Saturday, February 2, 2008

Moishe: My Sylvia Already Understands, But Here's a Think Piece for Your Sunday Afternoon Cooking Experiments

Click the link above, as always, for the full article.

The Curious Cook
The Invisible Ingredient in Every Kitchen

OF all the ingredients in the kitchen, the most common is also the most mysterious.

It’s hard to measure and hard to control. It’s not a material like water or flour, to be added by the cup. In fact, it’s invisible.

It’s heat.

Every cook relies every day on the power of heat to transform food, but heat doesn’t always work in the way we might guess. And what we don’t know about it can end up burning us.

We waste huge amounts of gas or electricity, not to mention money and time, trying to get heat to do things it can’t do. Aiming to cook a roast or steak until it’s pink at the center, we routinely overcook the rest of it. Instead of a gentle simmer, we boil our stews and braises until they are tough and dry. Even if we do everything else right, we can undermine our best cooking if we let food cool on the way to the table — all because most of us don’t understand heat.

Heat is energy. It’s everywhere and it is always on the move, flowing out as it flows in. It roils the chemical innards of things, exciting their molecules to vibrate and crash into each other. When we add a lot of heat energy to foods, it agitates those innards enough to mix them up, destroy structures and create new ones.
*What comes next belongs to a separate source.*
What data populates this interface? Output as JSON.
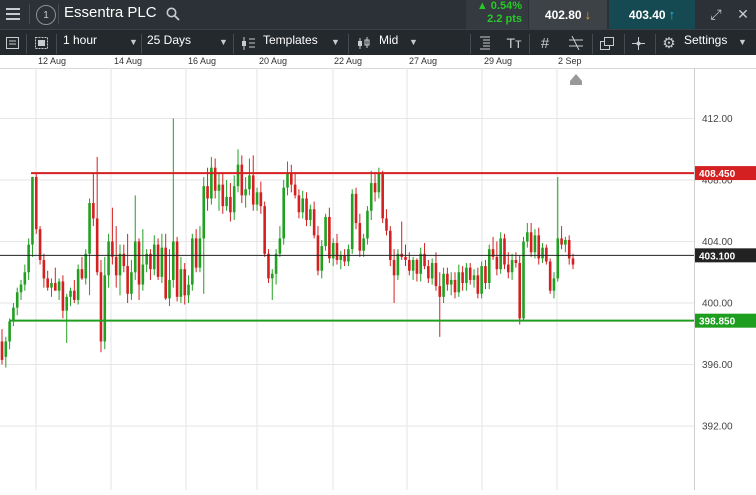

In doing so it transforms both texture and flavor.

There are, however, uncountable ways to misapply heat. In most cooking, we transfer energy from a heat source, something very hot and energetic, to relatively cold and inert foods. Our usual heat sources, gas flames and glowing coals and electrical elements, have temperatures well above 1,000 degrees Fahrenheit. Boiling water is around 212 degrees.

Cooks typically heat food to somewhere between 120 degrees (for fish and meats that we want to keep moist) and 400 degrees (for dry, crisp, flavorful brown crusts on breads, pastries, potatoes, or on fish and meats).
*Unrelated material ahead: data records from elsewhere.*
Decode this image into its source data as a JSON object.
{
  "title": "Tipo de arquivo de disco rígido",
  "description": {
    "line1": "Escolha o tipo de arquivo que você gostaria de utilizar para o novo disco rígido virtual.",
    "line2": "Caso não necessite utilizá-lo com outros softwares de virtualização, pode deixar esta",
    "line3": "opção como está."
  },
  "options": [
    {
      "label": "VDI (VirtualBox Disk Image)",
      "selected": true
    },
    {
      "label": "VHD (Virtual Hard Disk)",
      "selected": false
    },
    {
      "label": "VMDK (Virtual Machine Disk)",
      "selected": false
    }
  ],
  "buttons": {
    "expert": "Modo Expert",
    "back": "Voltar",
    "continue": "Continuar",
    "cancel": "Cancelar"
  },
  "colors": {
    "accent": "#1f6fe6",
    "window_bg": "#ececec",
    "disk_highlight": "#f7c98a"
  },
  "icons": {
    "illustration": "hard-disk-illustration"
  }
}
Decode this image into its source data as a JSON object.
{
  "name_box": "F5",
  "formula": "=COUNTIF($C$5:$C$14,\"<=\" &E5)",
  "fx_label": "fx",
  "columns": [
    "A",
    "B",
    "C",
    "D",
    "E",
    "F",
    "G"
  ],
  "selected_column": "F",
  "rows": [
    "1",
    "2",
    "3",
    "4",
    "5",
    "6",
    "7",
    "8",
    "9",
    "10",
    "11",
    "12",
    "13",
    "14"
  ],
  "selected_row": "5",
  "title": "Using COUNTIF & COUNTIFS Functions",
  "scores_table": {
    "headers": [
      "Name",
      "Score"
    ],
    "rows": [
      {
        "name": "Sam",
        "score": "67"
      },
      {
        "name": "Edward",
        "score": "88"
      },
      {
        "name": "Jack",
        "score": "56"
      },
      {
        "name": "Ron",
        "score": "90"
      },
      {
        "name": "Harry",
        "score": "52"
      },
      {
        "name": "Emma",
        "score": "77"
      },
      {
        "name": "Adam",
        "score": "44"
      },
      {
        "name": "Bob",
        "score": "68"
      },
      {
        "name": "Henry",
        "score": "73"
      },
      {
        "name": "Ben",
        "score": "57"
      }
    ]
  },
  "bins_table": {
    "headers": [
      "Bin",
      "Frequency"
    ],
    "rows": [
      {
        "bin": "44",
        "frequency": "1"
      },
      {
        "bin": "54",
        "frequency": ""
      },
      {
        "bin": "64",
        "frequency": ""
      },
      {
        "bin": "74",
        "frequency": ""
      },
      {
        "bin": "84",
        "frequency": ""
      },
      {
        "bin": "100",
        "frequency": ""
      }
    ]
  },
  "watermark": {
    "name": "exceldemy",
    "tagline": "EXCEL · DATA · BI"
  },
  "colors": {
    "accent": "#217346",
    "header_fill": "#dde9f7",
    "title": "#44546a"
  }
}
At the bottom of that range, a difference of just 5 or 10 degrees can mean the difference between juicy meat and dry, between a well-balanced cup of coffee or tea and a bitter, over-extracted one. And as every cook learns early on, it’s all too easy to burn the outside of a hamburger or a potato before the center is warm.

That’s the basic challenge: We’re often aiming a fire hose of heat at targets that can only absorb a slow trickle, and that will be ruined if they absorb a drop too much. Are you ever annoyed by pots that take forever to heat up, or frustrated by waiting for dry foods to soften? A kitchen that becomes hot enough to be a sauna? Big jumps in the utility bill when you do a lot of cooking? The problem, as you will notice if you pay more attention to your kitchen’s thermal landscape, even in terms of what you can feel, is how much heat escapes without ever getting into the food.
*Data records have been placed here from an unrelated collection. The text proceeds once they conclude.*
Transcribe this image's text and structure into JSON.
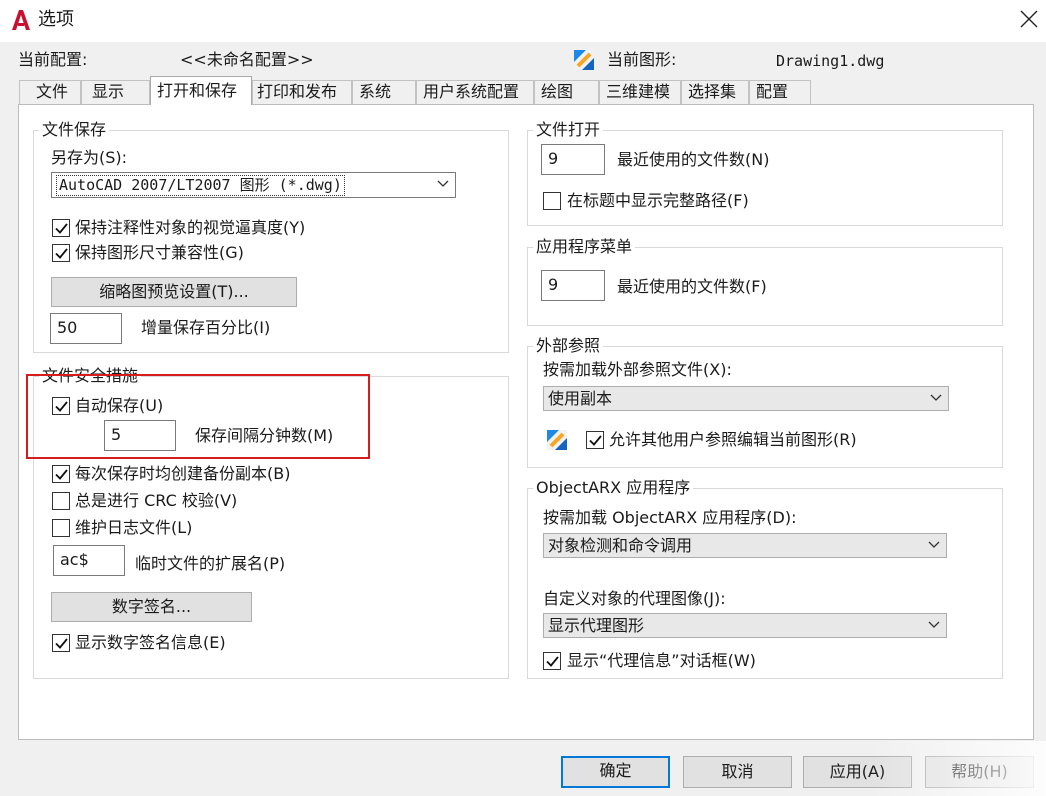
{
  "window": {
    "title": "选项",
    "close_icon": "close-icon"
  },
  "header": {
    "current_profile_label": "当前配置:",
    "current_profile_value": "<<未命名配置>>",
    "current_drawing_label": "当前图形:",
    "current_drawing_value": "Drawing1.dwg"
  },
  "tabs": [
    {
      "label": "文件"
    },
    {
      "label": "显示"
    },
    {
      "label": "打开和保存",
      "active": true
    },
    {
      "label": "打印和发布"
    },
    {
      "label": "系统"
    },
    {
      "label": "用户系统配置"
    },
    {
      "label": "绘图"
    },
    {
      "label": "三维建模"
    },
    {
      "label": "选择集"
    },
    {
      "label": "配置"
    }
  ],
  "file_save": {
    "title": "文件保存",
    "save_as_label": "另存为(S):",
    "save_as_value": "AutoCAD 2007/LT2007 图形 (*.dwg)",
    "maintain_visual_fidelity": {
      "label": "保持注释性对象的视觉逼真度(Y)",
      "checked": true
    },
    "maintain_drawing_size": {
      "label": "保持图形尺寸兼容性(G)",
      "checked": true
    },
    "thumbnail_button": "缩略图预览设置(T)...",
    "incremental_value": "50",
    "incremental_label": "增量保存百分比(I)"
  },
  "file_safety": {
    "title": "文件安全措施",
    "autosave": {
      "label": "自动保存(U)",
      "checked": true
    },
    "interval_value": "5",
    "interval_label": "保存间隔分钟数(M)",
    "backup_copy": {
      "label": "每次保存时均创建备份副本(B)",
      "checked": true
    },
    "crc_check": {
      "label": "总是进行 CRC 校验(V)",
      "checked": false
    },
    "log_file": {
      "label": "维护日志文件(L)",
      "checked": false
    },
    "temp_ext_value": "ac$",
    "temp_ext_label": "临时文件的扩展名(P)",
    "digital_signature_button": "数字签名...",
    "show_signature_info": {
      "label": "显示数字签名信息(E)",
      "checked": true
    }
  },
  "file_open": {
    "title": "文件打开",
    "recent_count_value": "9",
    "recent_count_label": "最近使用的文件数(N)",
    "full_path": {
      "label": "在标题中显示完整路径(F)",
      "checked": false
    }
  },
  "app_menu": {
    "title": "应用程序菜单",
    "recent_count_value": "9",
    "recent_count_label": "最近使用的文件数(F)"
  },
  "xref": {
    "title": "外部参照",
    "demand_load_label": "按需加载外部参照文件(X):",
    "demand_load_value": "使用副本",
    "allow_edit": {
      "label": "允许其他用户参照编辑当前图形(R)",
      "checked": true
    }
  },
  "objectarx": {
    "title": "ObjectARX 应用程序",
    "demand_load_label": "按需加载 ObjectARX 应用程序(D):",
    "demand_load_value": "对象检测和命令调用",
    "proxy_images_label": "自定义对象的代理图像(J):",
    "proxy_images_value": "显示代理图形",
    "show_proxy_dialog": {
      "label": "显示“代理信息”对话框(W)",
      "checked": true
    }
  },
  "footer": {
    "ok": "确定",
    "cancel": "取消",
    "apply": "应用(A)",
    "help": "帮助(H)"
  },
  "colors": {
    "accent": "#0078d7",
    "highlight_red": "#d61c1c",
    "autocad_red": "#c8102e"
  }
}
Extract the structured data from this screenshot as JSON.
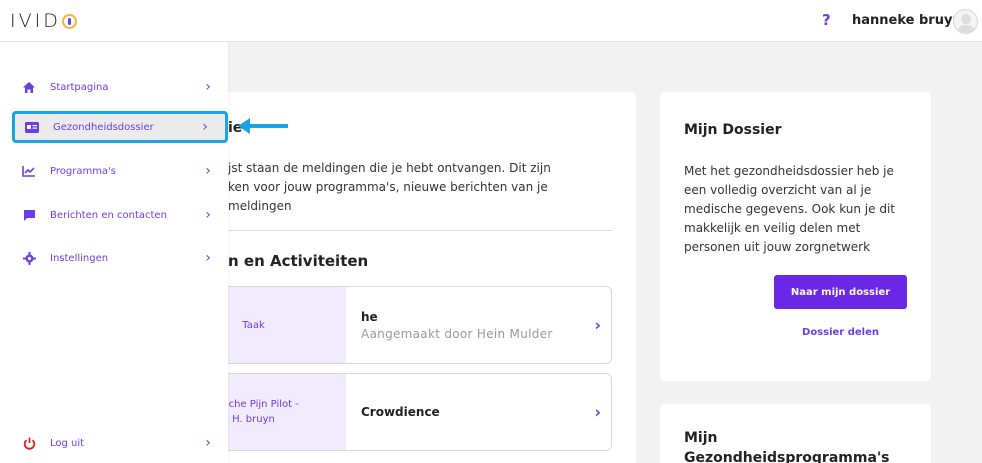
{
  "app": {
    "logo": "IVID",
    "help": "?",
    "user_name": "hanneke bruyn"
  },
  "sidebar": {
    "items": [
      {
        "label": "Startpagina",
        "icon": "home-icon"
      },
      {
        "label": "Gezondheidsdossier",
        "icon": "id-card-icon"
      },
      {
        "label": "Programma's",
        "icon": "chart-line-icon"
      },
      {
        "label": "Berichten en contacten",
        "icon": "chat-icon"
      },
      {
        "label": "Instellingen",
        "icon": "gear-icon"
      }
    ],
    "logout": {
      "label": "Log uit",
      "icon": "power-icon"
    },
    "chevron": "›"
  },
  "main": {
    "partial_title": "ie",
    "intro_lines": [
      "jst staan de meldingen die je hebt ontvangen. Dit zijn",
      "ken voor jouw programma's, nieuwe berichten van je",
      "meldingen"
    ],
    "section_title": "n en Activiteiten",
    "tasks": [
      {
        "type": "Taak",
        "title": "he",
        "subtitle": "Aangemaakt door Hein Mulder"
      },
      {
        "type_line1": "onische Pijn Pilot -",
        "type_line2": "H. bruyn",
        "title": "Crowdience"
      }
    ]
  },
  "dossier": {
    "title": "Mijn Dossier",
    "text_lines": [
      "Met het gezondheidsdossier heb je",
      "een volledig overzicht van al je",
      "medische gegevens. Ook kun je dit",
      "makkelijk en veilig delen met",
      "personen uit jouw zorgnetwerk"
    ],
    "button": "Naar mijn dossier",
    "link": "Dossier delen"
  },
  "programs": {
    "title_line1": "Mijn",
    "title_line2": "Gezondheidsprogramma's"
  },
  "colors": {
    "accent": "#6a3de8",
    "highlight": "#1aa3e8",
    "task_bg": "#f1ebfd",
    "logout_icon": "#e02020"
  }
}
1 comment:

Mosihe said...

way way beyond moishe. but thanks.